* **ACTION ITEM**: Copy every line of the data that includes the string "time".

━━━━━━━━━━

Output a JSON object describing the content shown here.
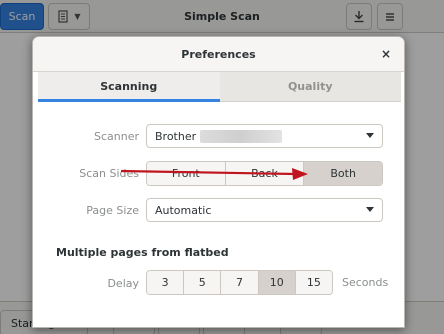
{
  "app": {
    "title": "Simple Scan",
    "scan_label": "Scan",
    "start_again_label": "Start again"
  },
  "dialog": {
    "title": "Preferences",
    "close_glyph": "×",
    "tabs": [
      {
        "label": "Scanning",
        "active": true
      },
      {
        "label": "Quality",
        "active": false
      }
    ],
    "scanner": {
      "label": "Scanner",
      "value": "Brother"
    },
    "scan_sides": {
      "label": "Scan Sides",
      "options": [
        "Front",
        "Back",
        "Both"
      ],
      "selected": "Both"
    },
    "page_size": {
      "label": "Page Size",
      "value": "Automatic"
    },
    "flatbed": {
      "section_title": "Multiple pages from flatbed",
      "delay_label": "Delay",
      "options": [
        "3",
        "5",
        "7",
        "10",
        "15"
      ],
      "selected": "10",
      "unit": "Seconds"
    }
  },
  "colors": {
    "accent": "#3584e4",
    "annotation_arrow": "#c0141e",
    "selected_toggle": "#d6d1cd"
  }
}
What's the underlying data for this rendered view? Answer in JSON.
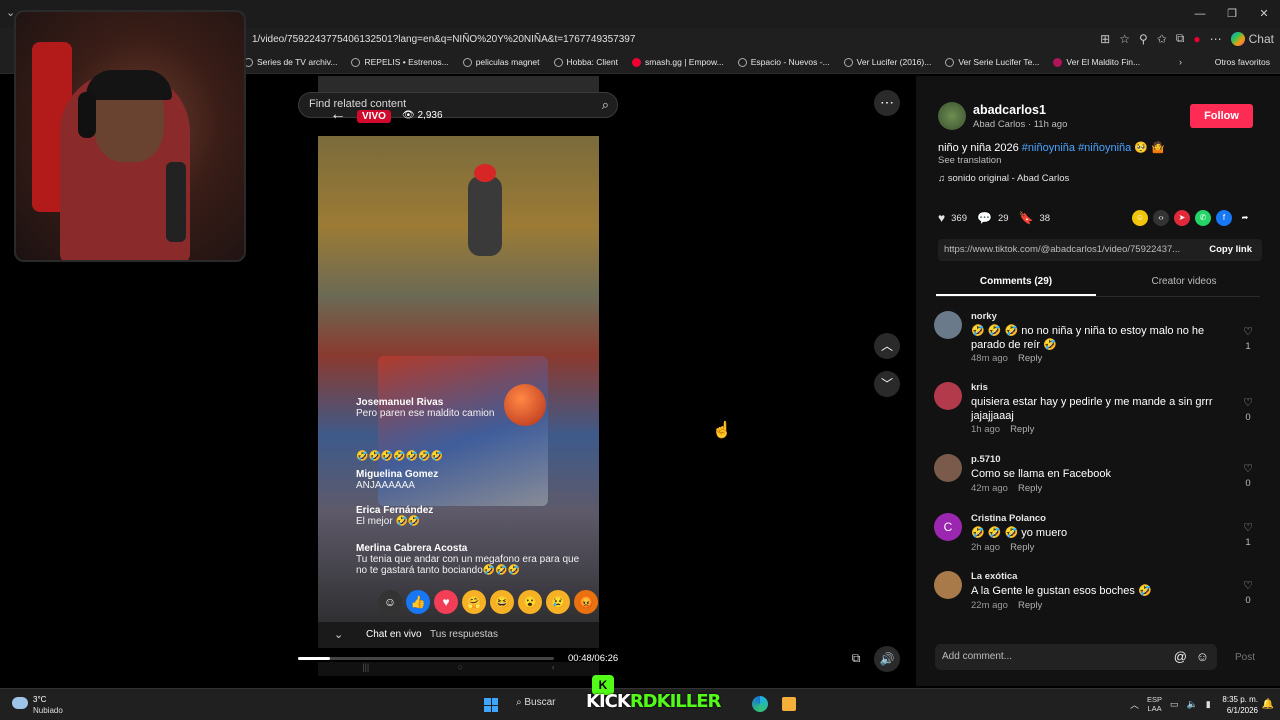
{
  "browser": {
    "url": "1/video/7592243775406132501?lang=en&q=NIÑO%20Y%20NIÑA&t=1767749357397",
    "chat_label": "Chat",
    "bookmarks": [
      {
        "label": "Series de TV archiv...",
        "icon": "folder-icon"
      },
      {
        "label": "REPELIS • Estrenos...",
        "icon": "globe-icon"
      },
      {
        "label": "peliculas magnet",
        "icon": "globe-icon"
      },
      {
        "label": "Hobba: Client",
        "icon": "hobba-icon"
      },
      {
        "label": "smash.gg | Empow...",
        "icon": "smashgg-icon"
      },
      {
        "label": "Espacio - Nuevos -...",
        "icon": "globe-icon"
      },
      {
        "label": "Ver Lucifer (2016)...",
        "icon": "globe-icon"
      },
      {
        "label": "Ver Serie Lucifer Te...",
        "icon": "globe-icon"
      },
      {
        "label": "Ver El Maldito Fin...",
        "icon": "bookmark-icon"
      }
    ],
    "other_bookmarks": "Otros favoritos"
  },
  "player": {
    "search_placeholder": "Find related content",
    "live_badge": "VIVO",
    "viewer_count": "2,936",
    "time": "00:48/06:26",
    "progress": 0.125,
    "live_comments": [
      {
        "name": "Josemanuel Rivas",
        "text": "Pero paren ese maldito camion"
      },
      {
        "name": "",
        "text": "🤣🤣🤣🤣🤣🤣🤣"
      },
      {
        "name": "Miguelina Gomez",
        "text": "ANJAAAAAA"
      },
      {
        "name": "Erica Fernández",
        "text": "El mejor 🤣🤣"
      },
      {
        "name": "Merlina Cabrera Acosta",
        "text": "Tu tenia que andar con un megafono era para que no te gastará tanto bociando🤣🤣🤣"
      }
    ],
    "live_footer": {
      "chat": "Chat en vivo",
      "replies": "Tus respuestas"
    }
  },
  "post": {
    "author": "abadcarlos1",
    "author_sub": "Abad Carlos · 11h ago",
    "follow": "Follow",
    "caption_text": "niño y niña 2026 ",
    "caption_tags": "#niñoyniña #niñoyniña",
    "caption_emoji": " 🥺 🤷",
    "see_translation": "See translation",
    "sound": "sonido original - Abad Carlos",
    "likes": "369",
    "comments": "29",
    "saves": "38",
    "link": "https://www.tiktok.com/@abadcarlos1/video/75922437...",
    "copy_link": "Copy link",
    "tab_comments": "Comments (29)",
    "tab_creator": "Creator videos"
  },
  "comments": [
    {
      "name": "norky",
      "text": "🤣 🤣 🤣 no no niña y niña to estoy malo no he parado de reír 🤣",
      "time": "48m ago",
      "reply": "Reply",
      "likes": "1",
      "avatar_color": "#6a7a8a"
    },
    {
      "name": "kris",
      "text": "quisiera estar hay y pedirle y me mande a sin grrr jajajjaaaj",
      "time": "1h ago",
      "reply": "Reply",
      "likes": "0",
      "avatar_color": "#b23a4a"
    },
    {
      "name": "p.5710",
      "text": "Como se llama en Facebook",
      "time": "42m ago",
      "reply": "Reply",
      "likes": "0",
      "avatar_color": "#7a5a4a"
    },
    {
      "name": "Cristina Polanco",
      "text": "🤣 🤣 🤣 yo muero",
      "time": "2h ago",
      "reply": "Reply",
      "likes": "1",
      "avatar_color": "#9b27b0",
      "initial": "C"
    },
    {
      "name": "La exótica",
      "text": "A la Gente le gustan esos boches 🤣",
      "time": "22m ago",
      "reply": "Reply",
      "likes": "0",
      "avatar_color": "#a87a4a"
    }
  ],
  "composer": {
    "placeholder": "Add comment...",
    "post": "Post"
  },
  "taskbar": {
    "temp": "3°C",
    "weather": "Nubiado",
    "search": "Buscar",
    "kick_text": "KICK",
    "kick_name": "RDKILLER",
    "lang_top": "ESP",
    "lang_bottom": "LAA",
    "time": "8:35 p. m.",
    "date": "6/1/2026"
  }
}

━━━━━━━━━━

* **WRITTEN RESPONSE**:
    "time": "00:48/06:26",
      "time": "48m ago",
      "time": "1h ago",
      "time": "42m ago",
      "time": "2h ago",
      "time": "22m ago",
    "time": "8:35 p. m.",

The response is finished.